◆ TASK BRIEF
Please set down the data word for word; images do not go in the copy.

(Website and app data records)
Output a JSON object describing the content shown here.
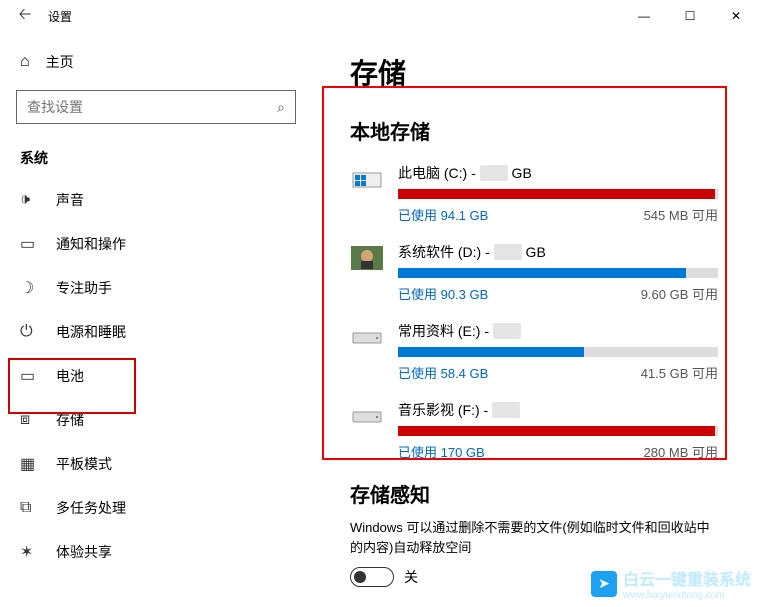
{
  "window": {
    "title": "设置",
    "minimize": "—",
    "maximize": "☐",
    "close": "✕"
  },
  "sidebar": {
    "home": "主页",
    "search_placeholder": "查找设置",
    "section": "系统",
    "items": [
      {
        "icon": "sound",
        "label": "声音"
      },
      {
        "icon": "notify",
        "label": "通知和操作"
      },
      {
        "icon": "focus",
        "label": "专注助手"
      },
      {
        "icon": "power",
        "label": "电源和睡眠"
      },
      {
        "icon": "battery",
        "label": "电池"
      },
      {
        "icon": "storage",
        "label": "存储"
      },
      {
        "icon": "tablet",
        "label": "平板模式"
      },
      {
        "icon": "multitask",
        "label": "多任务处理"
      },
      {
        "icon": "share",
        "label": "体验共享"
      }
    ]
  },
  "main": {
    "title": "存储",
    "local_storage": "本地存储",
    "drives": [
      {
        "name": "此电脑 (C:) - ",
        "size_suffix": " GB",
        "used": "已使用 94.1 GB",
        "free": "545 MB 可用",
        "fill_pct": 99,
        "color": "red",
        "icon": "windows"
      },
      {
        "name": "系统软件 (D:) - ",
        "size_suffix": " GB",
        "used": "已使用 90.3 GB",
        "free": "9.60 GB 可用",
        "fill_pct": 90,
        "color": "blue",
        "icon": "avatar"
      },
      {
        "name": "常用资料 (E:) - ",
        "size_suffix": "",
        "used": "已使用 58.4 GB",
        "free": "41.5 GB 可用",
        "fill_pct": 58,
        "color": "blue",
        "icon": "disk"
      },
      {
        "name": "音乐影视 (F:) - ",
        "size_suffix": "",
        "used": "已使用 170 GB",
        "free": "280 MB 可用",
        "fill_pct": 99,
        "color": "red",
        "icon": "disk"
      }
    ],
    "sense_title": "存储感知",
    "sense_desc": "Windows 可以通过删除不需要的文件(例如临时文件和回收站中的内容)自动释放空间",
    "toggle_label": "关"
  },
  "watermark": {
    "text": "白云一键重装系统",
    "url": "www.baiyunxitong.com"
  }
}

◆ ANSWER BOX
Output a JSON object describing the content shown here.
{
  "window": {
    "title": "设置",
    "minimize": "—",
    "maximize": "☐",
    "close": "✕"
  },
  "sidebar": {
    "home": "主页",
    "search_placeholder": "查找设置",
    "section": "系统",
    "items": [
      {
        "icon": "sound",
        "label": "声音"
      },
      {
        "icon": "notify",
        "label": "通知和操作"
      },
      {
        "icon": "focus",
        "label": "专注助手"
      },
      {
        "icon": "power",
        "label": "电源和睡眠"
      },
      {
        "icon": "battery",
        "label": "电池"
      },
      {
        "icon": "storage",
        "label": "存储"
      },
      {
        "icon": "tablet",
        "label": "平板模式"
      },
      {
        "icon": "multitask",
        "label": "多任务处理"
      },
      {
        "icon": "share",
        "label": "体验共享"
      }
    ]
  },
  "main": {
    "title": "存储",
    "local_storage": "本地存储",
    "drives": [
      {
        "name": "此电脑 (C:) - ",
        "size_suffix": " GB",
        "used": "已使用 94.1 GB",
        "free": "545 MB 可用",
        "fill_pct": 99,
        "color": "red",
        "icon": "windows"
      },
      {
        "name": "系统软件 (D:) - ",
        "size_suffix": " GB",
        "used": "已使用 90.3 GB",
        "free": "9.60 GB 可用",
        "fill_pct": 90,
        "color": "blue",
        "icon": "avatar"
      },
      {
        "name": "常用资料 (E:) - ",
        "size_suffix": "",
        "used": "已使用 58.4 GB",
        "free": "41.5 GB 可用",
        "fill_pct": 58,
        "color": "blue",
        "icon": "disk"
      },
      {
        "name": "音乐影视 (F:) - ",
        "size_suffix": "",
        "used": "已使用 170 GB",
        "free": "280 MB 可用",
        "fill_pct": 99,
        "color": "red",
        "icon": "disk"
      }
    ],
    "sense_title": "存储感知",
    "sense_desc": "Windows 可以通过删除不需要的文件(例如临时文件和回收站中的内容)自动释放空间",
    "toggle_label": "关"
  },
  "watermark": {
    "text": "白云一键重装系统",
    "url": "www.baiyunxitong.com"
  }
}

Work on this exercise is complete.